Programs

General

External

Session

Contact

Department of Mathematics
The City College of New York
160 Convent Avenue
New York, NY 10031

Phone: (212) 650-5346
Fax: (212) 650-6294
math@ccny.cuny.edu

Allium

picture of an Allium flower

Allium is the web application that drives the website of the CCNY Department of Mathematics.

History

Allium was originally written circa 2007 by Peter Brinkmann. This original version of Allium was written in Ruby on Rails. It deployed on a server running Ubuntu Server Edition 7.04 (Feisty Fawn). Software doesn't get any cooler than that.

In 2010, Peter Brinkmann left City College and took a job at Google. At that point, Pat Hooper took over administering Allium.

In 2020, a second version of Allium was written by Pat Hooper. This new version is written in Django (a Python Web framework) and is deployed on a newer version of Ubuntu. This new version of Allium duplicates the functionality of the original version, but it is hoped that the new version will be easier to maintain and improve. It was also able to take advantage of more modern web frameworks to make programming easier.

The design of the CCNY Math page was derived from the OpenTech template, publicly available at Open Web Design. The CCNY Math page design has slowly evolved over time.

Goals

Allium was designed by Peter Brinkmann to achieve a number of goals:

  • Provide a professional, uniform web presence for an academic department.
  • Improve communications as well as the flow of information within a department.
  • Help ensure that all information is up to date and accessible to all users, including the blind and vision impaired.
  • Minimize the workload of the webmaster by automating or decentralizing most maintenance tasks.
  • Most importantly, make web administration fun!

Documents

Dr. Martin Davis

blurb image

Martin D. Davis won the Leroy P. Steele Prize, Chauvenet Prize, and the Lester R. Ford Award for his work on Hilbert's tenth problem. In 2012, he was selected as one of the inaugural fellows of the American Mathematical Society. He took courses under Bennington Gill and cites Emil L Post, another City College alumni, as one of his biggest influences.

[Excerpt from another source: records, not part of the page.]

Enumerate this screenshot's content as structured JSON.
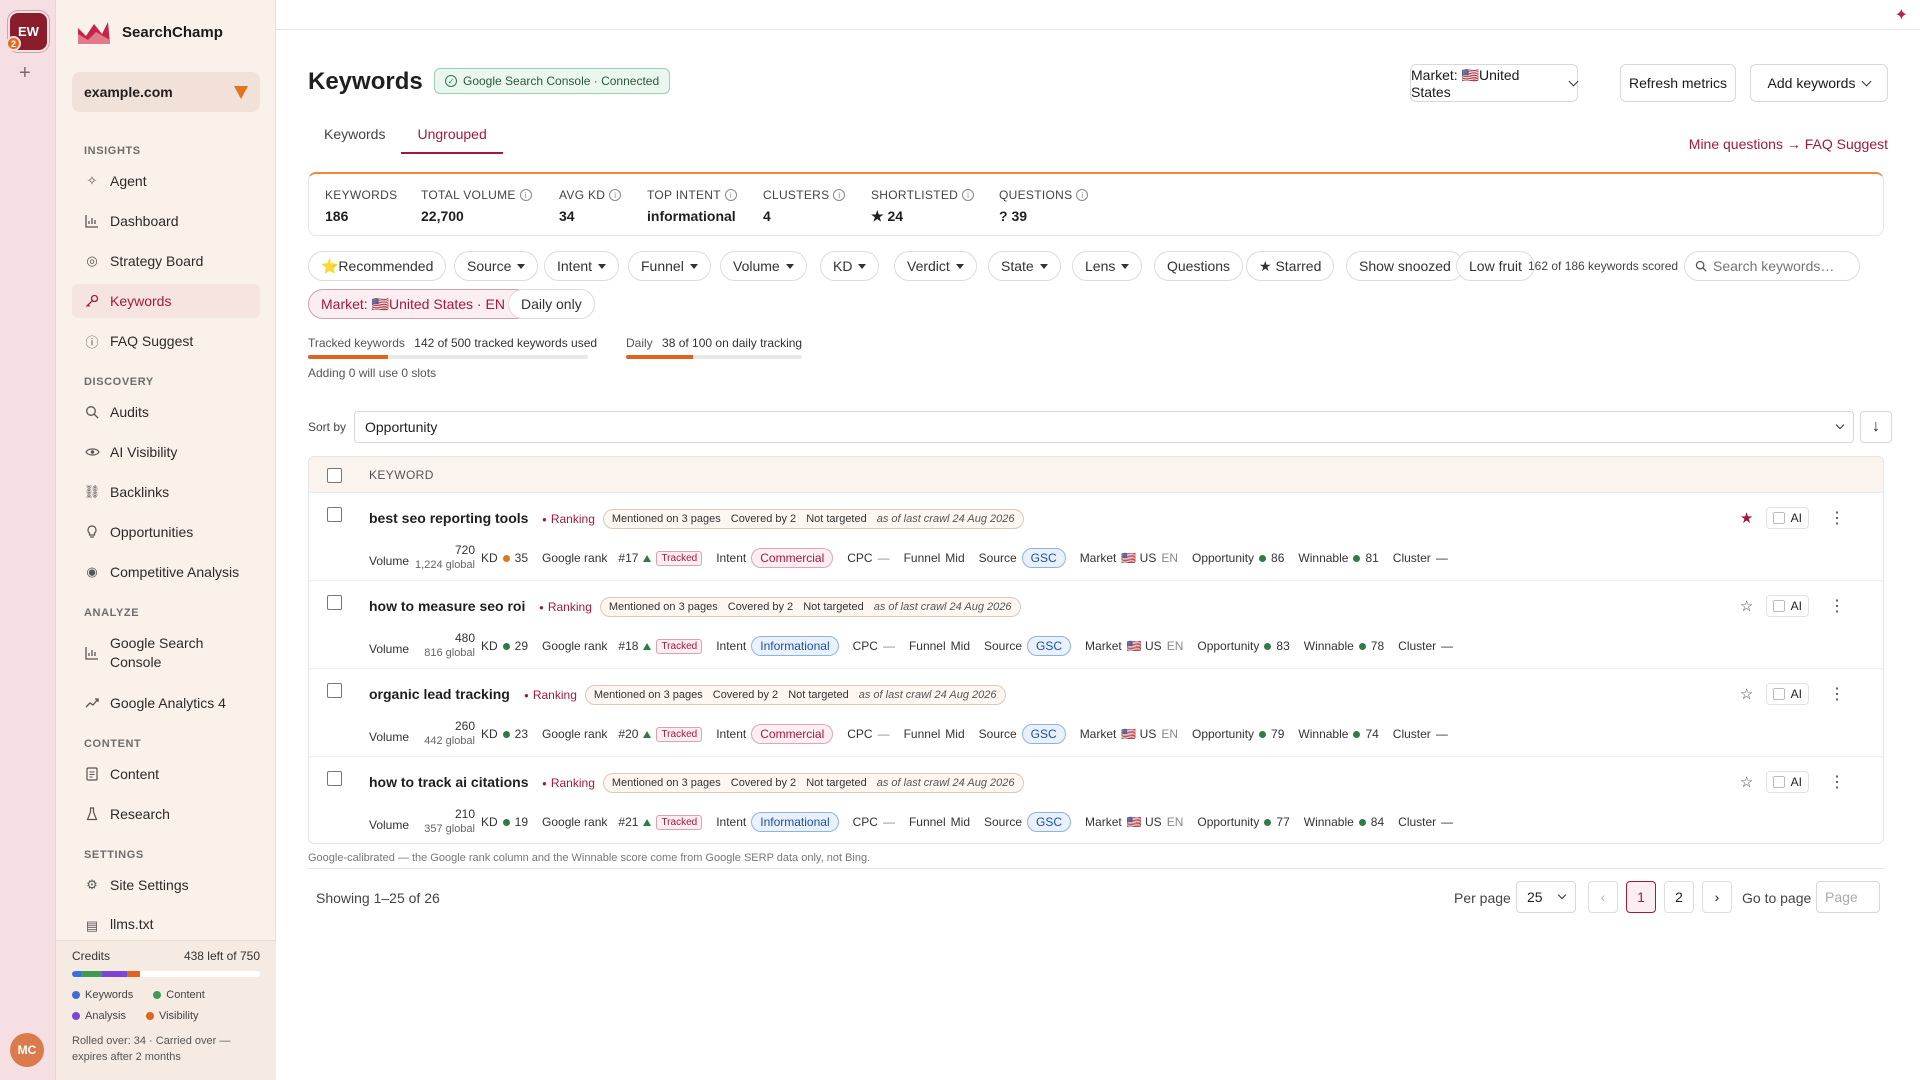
{
  "workspace": {
    "initials": "EW",
    "badge": "2",
    "add": "+"
  },
  "user": {
    "initials": "MC"
  },
  "brand": {
    "name": "SearchChamp"
  },
  "site": {
    "name": "example.com"
  },
  "nav": {
    "insights_label": "INSIGHTS",
    "discovery_label": "DISCOVERY",
    "analyze_label": "ANALYZE",
    "content_label": "CONTENT",
    "settings_label": "SETTINGS",
    "items": {
      "agent": "Agent",
      "dashboard": "Dashboard",
      "strategy": "Strategy Board",
      "keywords": "Keywords",
      "faq": "FAQ Suggest",
      "audits": "Audits",
      "ai_visibility": "AI Visibility",
      "backlinks": "Backlinks",
      "opportunities": "Opportunities",
      "competitive": "Competitive Analysis",
      "gsc": "Google Search Console",
      "ga4": "Google Analytics 4",
      "content": "Content",
      "research": "Research",
      "site_settings": "Site Settings",
      "llms": "llms.txt"
    }
  },
  "credits": {
    "label": "Credits",
    "remaining": "438 left of 750",
    "segments": [
      {
        "name": "Keywords",
        "color": "#3b6fd6",
        "fraction": 0.05
      },
      {
        "name": "Content",
        "color": "#3f9a57",
        "fraction": 0.11
      },
      {
        "name": "Analysis",
        "color": "#7b45d6",
        "fraction": 0.13
      },
      {
        "name": "Visibility",
        "color": "#e0641f",
        "fraction": 0.07
      }
    ],
    "legend": {
      "keywords": "Keywords",
      "content": "Content",
      "analysis": "Analysis",
      "visibility": "Visibility"
    },
    "note": "Rolled over: 34 · Carried over — expires after 2 months"
  },
  "header": {
    "title": "Keywords",
    "gsc_status": "Google Search Console · Connected",
    "market_button": "Market: 🇺🇸United States",
    "refresh_button": "Refresh metrics",
    "add_button": "Add keywords"
  },
  "tabs": {
    "keywords": "Keywords",
    "ungrouped": "Ungrouped"
  },
  "faq_link": "Mine questions → FAQ Suggest",
  "stats": {
    "keywords": {
      "label": "KEYWORDS",
      "value": "186"
    },
    "volume": {
      "label": "TOTAL VOLUME",
      "value": "22,700"
    },
    "kd": {
      "label": "AVG KD",
      "value": "34"
    },
    "intent": {
      "label": "TOP INTENT",
      "value": "informational"
    },
    "clusters": {
      "label": "CLUSTERS",
      "value": "4"
    },
    "shortlisted": {
      "label": "SHORTLISTED",
      "value": "★ 24"
    },
    "questions": {
      "label": "QUESTIONS",
      "value": "? 39"
    }
  },
  "filters": {
    "recommended": "⭐Recommended",
    "source": "Source",
    "intent": "Intent",
    "funnel": "Funnel",
    "volume": "Volume",
    "kd": "KD",
    "verdict": "Verdict",
    "state": "State",
    "lens": "Lens",
    "questions": "Questions",
    "starred": "★ Starred",
    "snoozed": "Show snoozed",
    "low_fruit": "Low fruit",
    "scored": "162 of 186 keywords scored",
    "search_placeholder": "Search keywords…",
    "market": "Market: 🇺🇸United States · EN",
    "daily_only": "Daily only"
  },
  "quota": {
    "tracked_label": "Tracked keywords",
    "tracked_value": "142 of 500 tracked keywords used",
    "tracked_fraction": 0.284,
    "daily_label": "Daily",
    "daily_value": "38 of 100 on daily tracking",
    "daily_fraction": 0.38,
    "adding_note": "Adding 0 will use 0 slots"
  },
  "sort": {
    "label": "Sort by",
    "value": "Opportunity",
    "direction": "↓"
  },
  "table": {
    "header": "KEYWORD",
    "labels": {
      "ranking": "Ranking",
      "volume": "Volume",
      "kd": "KD",
      "google_rank": "Google rank",
      "tracked": "Tracked",
      "intent": "Intent",
      "cpc": "CPC",
      "cpc_value": "—",
      "funnel": "Funnel",
      "source": "Source",
      "market": "Market",
      "opportunity": "Opportunity",
      "winnable": "Winnable",
      "cluster": "Cluster",
      "cluster_value": "—",
      "ai": "AI"
    },
    "rows": [
      {
        "keyword": "best seo reporting tools",
        "mentioned": "Mentioned on 3 pages",
        "covered": "Covered by 2",
        "targeted": "Not targeted",
        "crawl": "as of last crawl 24 Aug 2026",
        "volume": "720",
        "global": "1,224 global",
        "kd": "35",
        "kd_color": "orange",
        "rank": "#17",
        "intent": "Commercial",
        "funnel": "Mid",
        "source": "GSC",
        "market": "🇺🇸 US",
        "lang": "EN",
        "opportunity": "86",
        "winnable": "81",
        "starred": true,
        "star": "★"
      },
      {
        "keyword": "how to measure seo roi",
        "mentioned": "Mentioned on 3 pages",
        "covered": "Covered by 2",
        "targeted": "Not targeted",
        "crawl": "as of last crawl 24 Aug 2026",
        "volume": "480",
        "global": "816 global",
        "kd": "29",
        "kd_color": "green",
        "rank": "#18",
        "intent": "Informational",
        "funnel": "Mid",
        "source": "GSC",
        "market": "🇺🇸 US",
        "lang": "EN",
        "opportunity": "83",
        "winnable": "78",
        "starred": false,
        "star": "☆"
      },
      {
        "keyword": "organic lead tracking",
        "mentioned": "Mentioned on 3 pages",
        "covered": "Covered by 2",
        "targeted": "Not targeted",
        "crawl": "as of last crawl 24 Aug 2026",
        "volume": "260",
        "global": "442 global",
        "kd": "23",
        "kd_color": "green",
        "rank": "#20",
        "intent": "Commercial",
        "funnel": "Mid",
        "source": "GSC",
        "market": "🇺🇸 US",
        "lang": "EN",
        "opportunity": "79",
        "winnable": "74",
        "starred": false,
        "star": "☆"
      },
      {
        "keyword": "how to track ai citations",
        "mentioned": "Mentioned on 3 pages",
        "covered": "Covered by 2",
        "targeted": "Not targeted",
        "crawl": "as of last crawl 24 Aug 2026",
        "volume": "210",
        "global": "357 global",
        "kd": "19",
        "kd_color": "green",
        "rank": "#21",
        "intent": "Informational",
        "funnel": "Mid",
        "source": "GSC",
        "market": "🇺🇸 US",
        "lang": "EN",
        "opportunity": "77",
        "winnable": "84",
        "starred": false,
        "star": "☆"
      }
    ]
  },
  "footnote": "Google-calibrated — the Google rank column and the Winnable score come from Google SERP data only, not Bing.",
  "pagination": {
    "showing": "Showing 1–25 of 26",
    "per_page_label": "Per page",
    "per_page": "25",
    "prev": "‹",
    "pages": [
      "1",
      "2"
    ],
    "next": "›",
    "goto_label": "Go to page",
    "goto_placeholder": "Page"
  },
  "colors": {
    "accent": "#a11a3d",
    "orange": "#e0641f",
    "green": "#2f7a45"
  }
}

He graduated from City College (1948) with a B.S. degree in mathematics and received his Ph.D. from Princeton (1950).